Exhibited throughout Good Grief, Bad Grief is a series of intimate self-portraits that make evident the artist’s ability to deftly utilize a range of styles, mark making, and color theory to achieve a profoundly psychological image. These works reflect Hancock’s own emotions and state of mind, with portraits that show him in a range of positions: head in hand, gazing defiantly at the viewer, cautiously peering over his shoulder, or rendered in grotesque form with his eyes cartoonishly popping out of his glasses. Each intimately scaled portrait provides punctuation within the exhibition, while offering a deeper insight into Hancock’s personal psyche.
Struggle and transformation are ideas that are extended throughout the exhibition.
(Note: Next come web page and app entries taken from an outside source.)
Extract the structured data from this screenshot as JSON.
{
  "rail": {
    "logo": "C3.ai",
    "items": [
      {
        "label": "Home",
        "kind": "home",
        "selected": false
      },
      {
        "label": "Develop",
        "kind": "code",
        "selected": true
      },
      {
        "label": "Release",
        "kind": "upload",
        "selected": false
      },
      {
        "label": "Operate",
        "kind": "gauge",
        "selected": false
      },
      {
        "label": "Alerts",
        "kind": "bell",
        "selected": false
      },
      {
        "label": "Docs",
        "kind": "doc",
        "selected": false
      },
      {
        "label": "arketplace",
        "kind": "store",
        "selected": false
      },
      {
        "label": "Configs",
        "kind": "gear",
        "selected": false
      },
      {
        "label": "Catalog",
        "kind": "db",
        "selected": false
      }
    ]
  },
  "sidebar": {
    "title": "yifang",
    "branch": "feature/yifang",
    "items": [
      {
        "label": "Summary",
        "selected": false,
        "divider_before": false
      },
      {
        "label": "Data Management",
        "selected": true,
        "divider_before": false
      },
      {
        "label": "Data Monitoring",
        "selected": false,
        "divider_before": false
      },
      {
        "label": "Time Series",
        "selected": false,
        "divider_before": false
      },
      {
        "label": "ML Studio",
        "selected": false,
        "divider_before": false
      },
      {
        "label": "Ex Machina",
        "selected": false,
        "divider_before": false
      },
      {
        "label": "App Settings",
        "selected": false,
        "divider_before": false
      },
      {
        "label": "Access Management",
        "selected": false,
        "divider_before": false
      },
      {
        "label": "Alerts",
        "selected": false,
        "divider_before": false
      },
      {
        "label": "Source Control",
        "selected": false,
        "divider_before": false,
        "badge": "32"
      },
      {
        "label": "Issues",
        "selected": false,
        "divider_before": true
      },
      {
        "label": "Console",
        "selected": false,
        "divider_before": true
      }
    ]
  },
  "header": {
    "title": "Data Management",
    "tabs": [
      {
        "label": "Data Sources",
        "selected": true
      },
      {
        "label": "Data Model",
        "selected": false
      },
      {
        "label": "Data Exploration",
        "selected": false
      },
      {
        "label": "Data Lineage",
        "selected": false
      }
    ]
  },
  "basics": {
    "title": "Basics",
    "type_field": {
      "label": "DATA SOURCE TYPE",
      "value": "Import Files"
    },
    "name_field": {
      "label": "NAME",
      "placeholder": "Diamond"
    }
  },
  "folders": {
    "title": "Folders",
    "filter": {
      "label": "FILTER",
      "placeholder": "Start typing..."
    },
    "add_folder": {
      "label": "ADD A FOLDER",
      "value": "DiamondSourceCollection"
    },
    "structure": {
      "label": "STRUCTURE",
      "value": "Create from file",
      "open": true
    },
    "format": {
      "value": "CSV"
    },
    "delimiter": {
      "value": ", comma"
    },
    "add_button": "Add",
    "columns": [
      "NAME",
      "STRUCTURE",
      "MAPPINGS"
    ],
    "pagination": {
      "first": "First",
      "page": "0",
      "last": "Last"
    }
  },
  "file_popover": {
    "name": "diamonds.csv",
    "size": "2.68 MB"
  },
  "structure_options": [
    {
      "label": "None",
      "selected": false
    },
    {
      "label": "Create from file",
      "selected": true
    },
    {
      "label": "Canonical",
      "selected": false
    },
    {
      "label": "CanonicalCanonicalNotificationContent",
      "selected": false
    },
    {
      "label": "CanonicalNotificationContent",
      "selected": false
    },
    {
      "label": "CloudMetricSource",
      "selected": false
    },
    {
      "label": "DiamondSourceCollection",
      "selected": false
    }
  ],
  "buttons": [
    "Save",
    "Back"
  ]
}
In several works, including the monumental painting titled The Skint Alterpiece: Vegans Make Deposits at the Tofu Bank, we find elaborate Vegan cities that are populated with Hancock’s nefarious subjects engaging in debauchery with a level of density and detail that is reminiscent of sixteenth-century Dutch painter Hieronymus Bosch. These sprawling and intricate cityscapes show the Vegans at the height of their civilization, extracting and processing their natural resources in large factories to create tofu. These Vegan cities and suburbs provide a grand space for Hancock to enact various narratives, struggles, and sub-plots on a single work of art.
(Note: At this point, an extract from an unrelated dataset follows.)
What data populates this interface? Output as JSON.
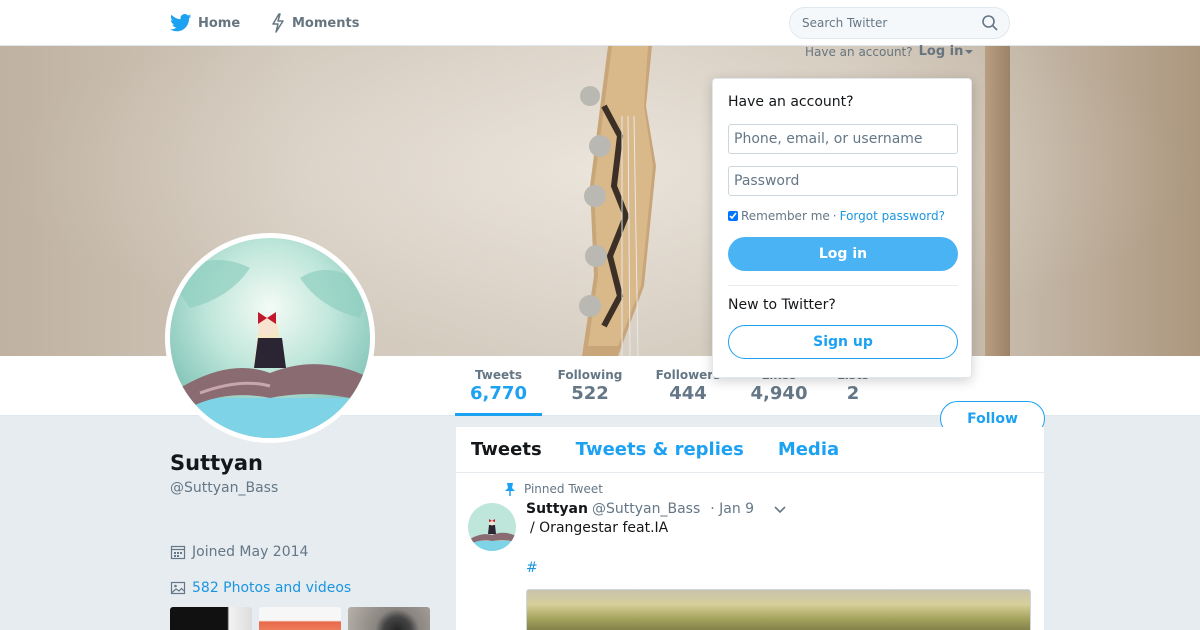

The exhibition also includes Chapter 2 of Hancock’s impressive graphic novel that will ultimately exist as a four-volume book consisting of nearly 1000 original drawings. This chapter, titled Veganism, is a follow up to Trenton Doyle Hancock Presents The Moundverse, Chapter 1: What is a Mound?, which debuted in his 2018 exhibition at the gallery, and introduced the seminal character of the Mound. Rendered in pen and ink on paper, the artist has brought to life a linear story of the Vegans, portraying a fraught relationship between Hancock, Torpedo Boy, Vegans, and the police. The conflict between these various characters serves as a metaphor for extremism and idealism, power and transformation, and the evolving structures of white supremacy within America. Exhibited in a large grid, Hancock takes viewers on a sequential journey through this absurdist world, one drawing at a time, culminating in a deeper understanding of the relationships between the artist’s own life and the fictional worlds that he builds.
Collectively, Good Grief, Bad Grief builds on Hancock’s ever-expanding iconography, while uniting several individual bodies of work. While idiosyncratic in nature, these works also speak defiantly to many of our nation’s deepest and darkest histories, shining a light on good and evil, and the grey in between.